The Securosis team is attempting to regroup and prepare for a busy Q4. It took three full days, but I am fully migrated into the Mac Universe and engaged in a couple of research projects. Now productive, I can finally start work on a couple research projects. Rich has left HQ in search of coffee, quiet and a security muse while he catches up on writing projects and white papers. But even though we have a short term ban on travel and conferences, there is a lot to talk about. Here is our summary of this weeks blogs, news and events.

Webcasts, Podcasts, and Conferences:

Favorite Securosis Posts:

  • Rich: Impact of the Economic Crisis on Security. It doesn’t matter if you are a vendor or practitioner, we’ll feel the effects of this crisis, but in a predictable way.
  • Adrian: Email Security. It’s getting cheaper, faster and easier to implement, but with some potential privacy issues depending on how you go about it.

Favorite Outside Posts:

  • Adrian: Brian Krebs post on lawsuits against ‘Scareware Purveyors’. Finally. Infecting someone’s machine with spyware and using it as a marketing and sales conduit is akin to stealing in my book. Now if they would only go after the purveyors of this scare tactic.
  • Rich: Fyodor explains (probably) the looming TCP attack. Fyodor, creator of NMAP, does an excellent job of explaining how the big TCP DoS attack likely works.

Top News:

  • The recovery bill. Law makers look panicked, and the market goes down every time they get close to a ‘solution’.
  • The TCP Denial of Service attack. Nothing to panic about, and we’ll write more on it, but very interesting.

Blog Comment of the Week:

Chris Pepper’s comment on Rich’s “Statistical Distractions” post:

[snip]... I refuse to use unencrypted email, but that”s to the SMTP/IMAP/POP/webmail server. But for email we have to keep in mind that the second hop – to the destination SMTP server – is almost always plaintext (unencrypted SMTP). So it’s more about protecting the account credentials than about protecting the email itself, but someone gaining full access to my whole multi-gigabyte mail store would really really suck. …[/snip]

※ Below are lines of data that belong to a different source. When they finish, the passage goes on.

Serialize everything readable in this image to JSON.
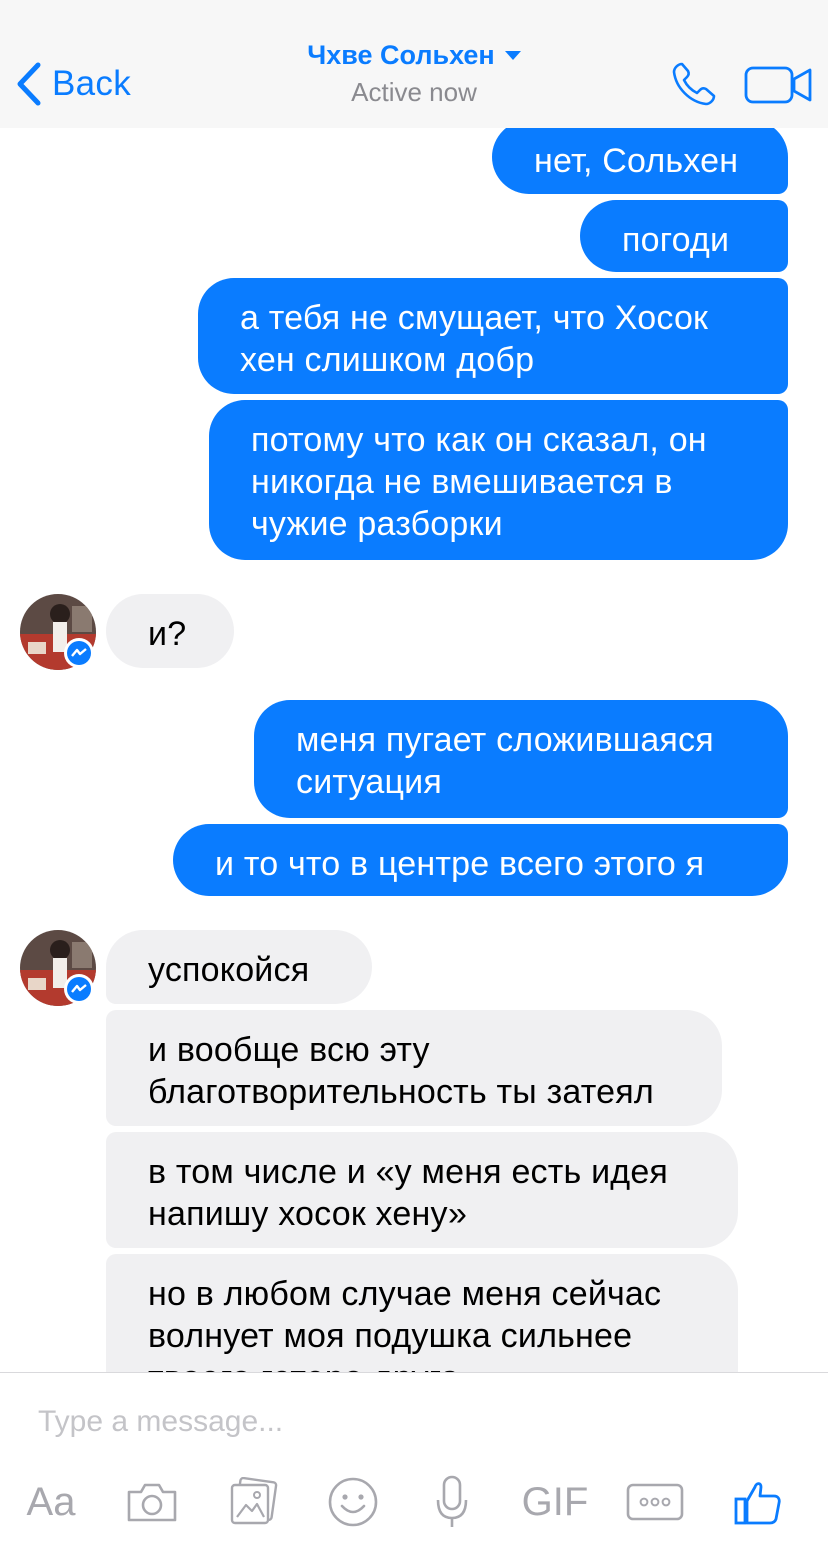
{
  "header": {
    "back_label": "Back",
    "contact_name": "Чхве Сольхен",
    "status": "Active now"
  },
  "messages": [
    {
      "dir": "out",
      "text": "нет, Сольхен"
    },
    {
      "dir": "out",
      "text": "погоди"
    },
    {
      "dir": "out",
      "text": "а тебя не смущает, что Хосок хен слишком добр"
    },
    {
      "dir": "out",
      "text": "потому что как он сказал, он никогда не вмешивается в чужие разборки"
    },
    {
      "dir": "in",
      "text": "и?"
    },
    {
      "dir": "out",
      "text": "меня пугает сложившаяся ситуация"
    },
    {
      "dir": "out",
      "text": "и то что в центре всего этого я"
    },
    {
      "dir": "in",
      "text": "успокойся"
    },
    {
      "dir": "in",
      "text": "и вообще всю эту благотворительность ты затеял"
    },
    {
      "dir": "in",
      "text": "в том числе и «у меня есть идея напишу хосок хену»"
    },
    {
      "dir": "in",
      "text": "но в любом случае меня сейчас волнует моя подушка сильнее твоего гетеро друга"
    }
  ],
  "composer": {
    "placeholder": "Type a message...",
    "tools": {
      "text_label": "Aa",
      "gif_label": "GIF"
    }
  },
  "colors": {
    "accent": "#0a7cff",
    "incoming_bubble": "#f0f0f2",
    "header_bg": "#f7f7f7"
  },
  "icons": [
    "chevron-left-icon",
    "phone-icon",
    "video-camera-icon",
    "messenger-badge-icon",
    "camera-icon",
    "photo-gallery-icon",
    "emoji-icon",
    "microphone-icon",
    "more-icon",
    "thumbs-up-icon"
  ]
}
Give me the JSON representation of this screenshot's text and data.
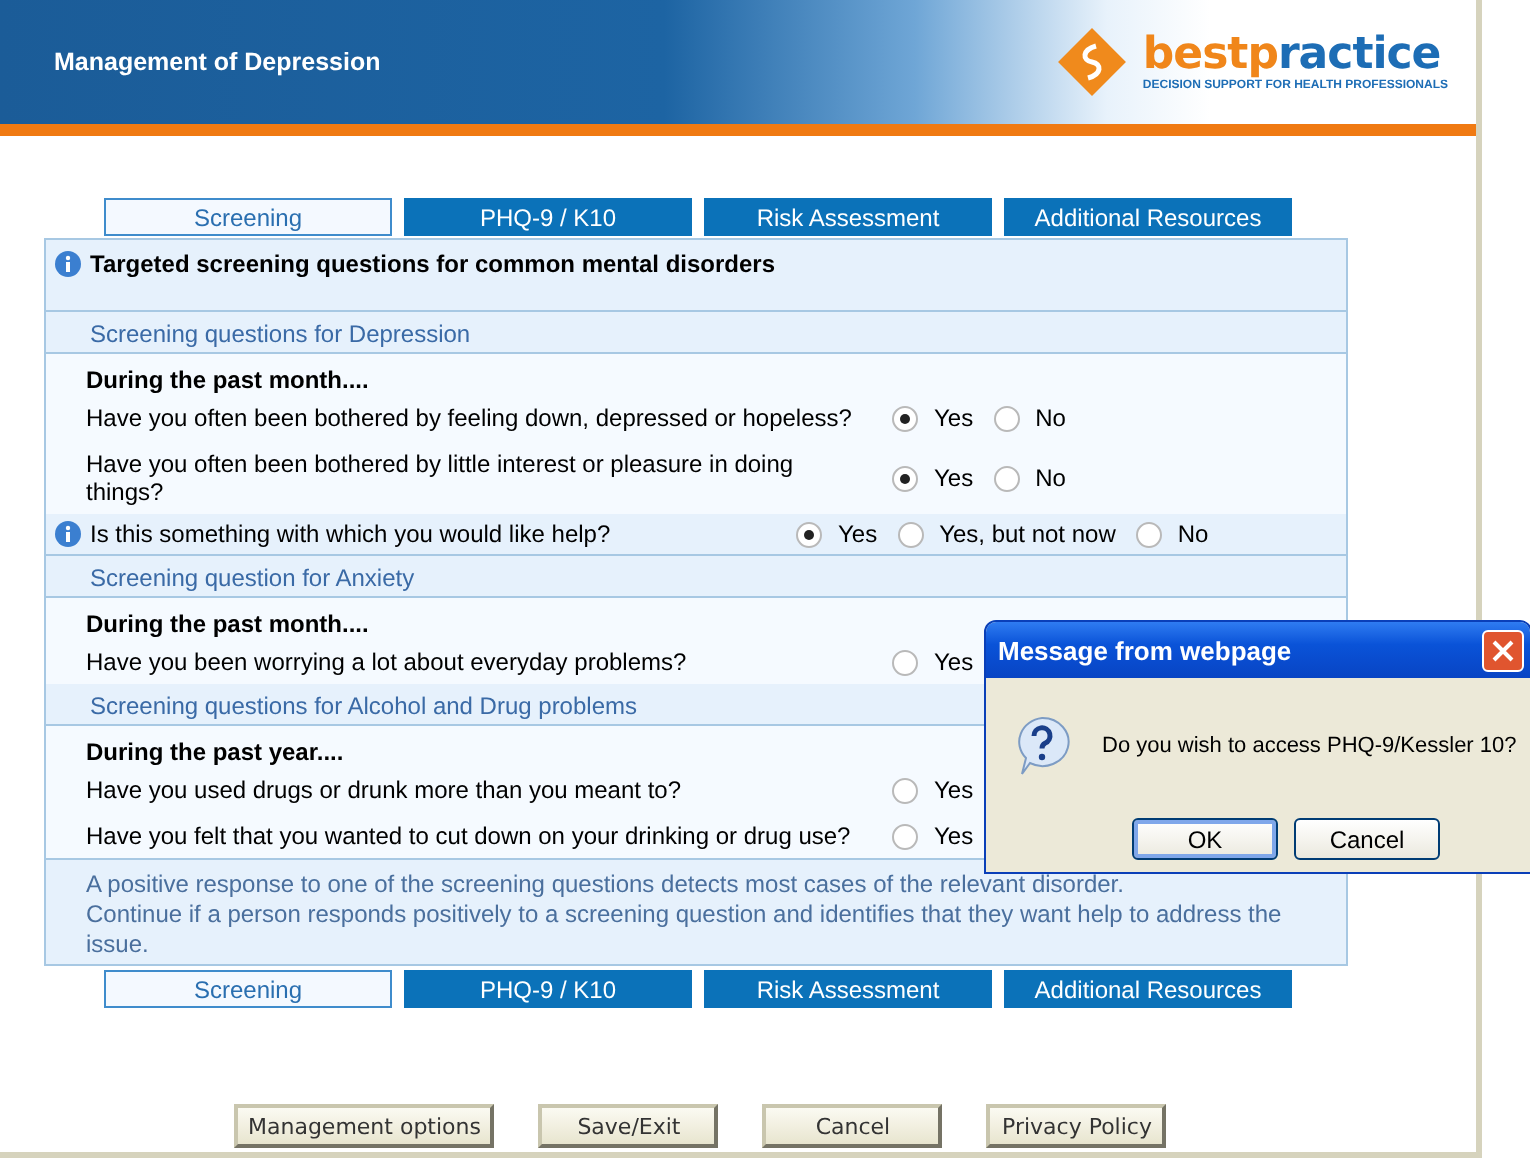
{
  "header": {
    "title": "Management of Depression",
    "logo_parts": [
      {
        "text": "bestp",
        "color": "#f0861a"
      },
      {
        "text": "ractice",
        "color": "#1d6db5"
      }
    ],
    "tagline": "DECISION SUPPORT FOR HEALTH PROFESSIONALS"
  },
  "tabs_top": [
    {
      "label": "Screening",
      "selected": true
    },
    {
      "label": "PHQ-9 / K10",
      "selected": false
    },
    {
      "label": "Risk Assessment",
      "selected": false
    },
    {
      "label": "Additional Resources",
      "selected": false
    }
  ],
  "rows": [
    {
      "kind": "intro",
      "text": "Targeted screening questions for common mental disorders"
    },
    {
      "kind": "section",
      "text": "Screening questions for Depression"
    },
    {
      "kind": "lead",
      "text": "During the past month...."
    },
    {
      "kind": "question",
      "text": "Have you often been bothered by feeling down, depressed or hopeless?",
      "options": [
        {
          "label": "Yes",
          "selected": true
        },
        {
          "label": "No",
          "selected": false
        }
      ]
    },
    {
      "kind": "question",
      "text": "Have you often been bothered by little interest or pleasure in doing things?",
      "options": [
        {
          "label": "Yes",
          "selected": true
        },
        {
          "label": "No",
          "selected": false
        }
      ]
    },
    {
      "kind": "help",
      "text": "Is this something with which you would like help?",
      "options": [
        {
          "label": "Yes",
          "selected": true
        },
        {
          "label": "Yes, but not now",
          "selected": false
        },
        {
          "label": "No",
          "selected": false
        }
      ]
    },
    {
      "kind": "section",
      "text": "Screening question for Anxiety"
    },
    {
      "kind": "lead",
      "text": "During the past month...."
    },
    {
      "kind": "question",
      "text": "Have you been worrying a lot about everyday problems?",
      "options": [
        {
          "label": "Yes",
          "selected": false
        }
      ]
    },
    {
      "kind": "section",
      "text": "Screening questions for Alcohol and Drug problems"
    },
    {
      "kind": "lead",
      "text": "During the past year...."
    },
    {
      "kind": "question",
      "text": "Have you used drugs or drunk more than you meant to?",
      "options": [
        {
          "label": "Yes",
          "selected": false
        }
      ]
    },
    {
      "kind": "question",
      "text": "Have you felt that you wanted to cut down on your drinking or drug use?",
      "options": [
        {
          "label": "Yes",
          "selected": false
        }
      ]
    },
    {
      "kind": "note",
      "lines": [
        "A positive response to one of the screening questions detects most cases of the relevant disorder.",
        "Continue if a person responds positively to a screening question and identifies that they want help to address the issue."
      ]
    }
  ],
  "tabs_bottom": [
    {
      "label": "Screening",
      "selected": true
    },
    {
      "label": "PHQ-9 / K10",
      "selected": false
    },
    {
      "label": "Risk Assessment",
      "selected": false
    },
    {
      "label": "Additional Resources",
      "selected": false
    }
  ],
  "buttons": [
    "Management options",
    "Save/Exit",
    "Cancel",
    "Privacy Policy"
  ],
  "dialog": {
    "title": "Message from webpage",
    "message": "Do you wish to access PHQ-9/Kessler 10?",
    "buttons": [
      {
        "label": "OK",
        "focused": true
      },
      {
        "label": "Cancel",
        "focused": false
      }
    ]
  }
}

Now, I am off to The Office for the Securosis weekly staff meeting. We hope you all have a great weekend.

–Adrian Lane